● Exercise material
*-*-*

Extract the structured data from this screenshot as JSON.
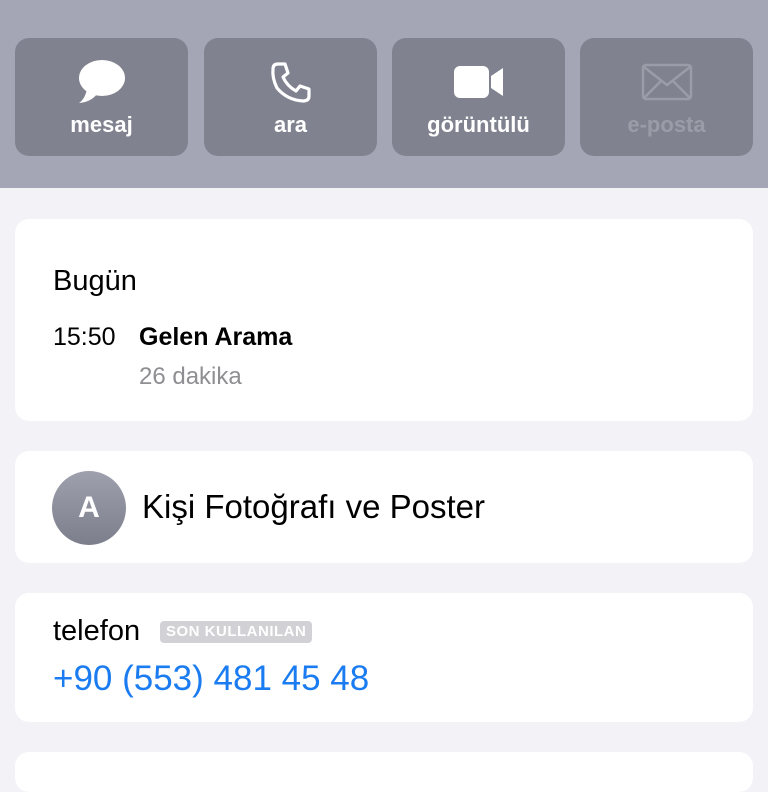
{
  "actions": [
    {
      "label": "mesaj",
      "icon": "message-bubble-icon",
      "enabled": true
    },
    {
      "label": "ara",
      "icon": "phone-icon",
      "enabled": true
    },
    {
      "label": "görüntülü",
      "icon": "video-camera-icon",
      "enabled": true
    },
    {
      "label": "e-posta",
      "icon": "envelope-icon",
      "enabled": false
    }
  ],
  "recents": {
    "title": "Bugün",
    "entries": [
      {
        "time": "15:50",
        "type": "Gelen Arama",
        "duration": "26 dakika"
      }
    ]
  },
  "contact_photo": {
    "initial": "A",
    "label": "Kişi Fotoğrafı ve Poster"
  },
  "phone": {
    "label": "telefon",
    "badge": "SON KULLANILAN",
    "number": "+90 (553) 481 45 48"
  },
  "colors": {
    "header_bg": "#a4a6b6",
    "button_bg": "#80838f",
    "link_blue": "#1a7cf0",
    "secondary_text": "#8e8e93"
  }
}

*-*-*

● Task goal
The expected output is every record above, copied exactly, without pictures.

● Task response
Extract the structured data from this screenshot as JSON.
{
  "actions": [
    {
      "label": "mesaj",
      "icon": "message-bubble-icon",
      "enabled": true
    },
    {
      "label": "ara",
      "icon": "phone-icon",
      "enabled": true
    },
    {
      "label": "görüntülü",
      "icon": "video-camera-icon",
      "enabled": true
    },
    {
      "label": "e-posta",
      "icon": "envelope-icon",
      "enabled": false
    }
  ],
  "recents": {
    "title": "Bugün",
    "entries": [
      {
        "time": "15:50",
        "type": "Gelen Arama",
        "duration": "26 dakika"
      }
    ]
  },
  "contact_photo": {
    "initial": "A",
    "label": "Kişi Fotoğrafı ve Poster"
  },
  "phone": {
    "label": "telefon",
    "badge": "SON KULLANILAN",
    "number": "+90 (553) 481 45 48"
  },
  "colors": {
    "header_bg": "#a4a6b6",
    "button_bg": "#80838f",
    "link_blue": "#1a7cf0",
    "secondary_text": "#8e8e93"
  }
}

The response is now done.